WORKING DATA –
________

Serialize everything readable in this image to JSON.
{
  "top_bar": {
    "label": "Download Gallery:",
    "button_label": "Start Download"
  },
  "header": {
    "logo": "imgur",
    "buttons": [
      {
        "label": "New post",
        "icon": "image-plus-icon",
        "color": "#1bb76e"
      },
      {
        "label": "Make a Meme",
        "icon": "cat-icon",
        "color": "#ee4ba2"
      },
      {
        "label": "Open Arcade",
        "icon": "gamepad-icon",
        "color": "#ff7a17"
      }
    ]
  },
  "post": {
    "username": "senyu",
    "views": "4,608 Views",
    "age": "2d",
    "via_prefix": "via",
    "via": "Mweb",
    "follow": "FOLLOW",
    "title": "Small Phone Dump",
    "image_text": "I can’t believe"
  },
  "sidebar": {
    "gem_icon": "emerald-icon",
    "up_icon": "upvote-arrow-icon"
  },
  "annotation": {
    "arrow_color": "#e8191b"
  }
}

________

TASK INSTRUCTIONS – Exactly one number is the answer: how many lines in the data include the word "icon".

REPLY TO THE EXERCISE – 5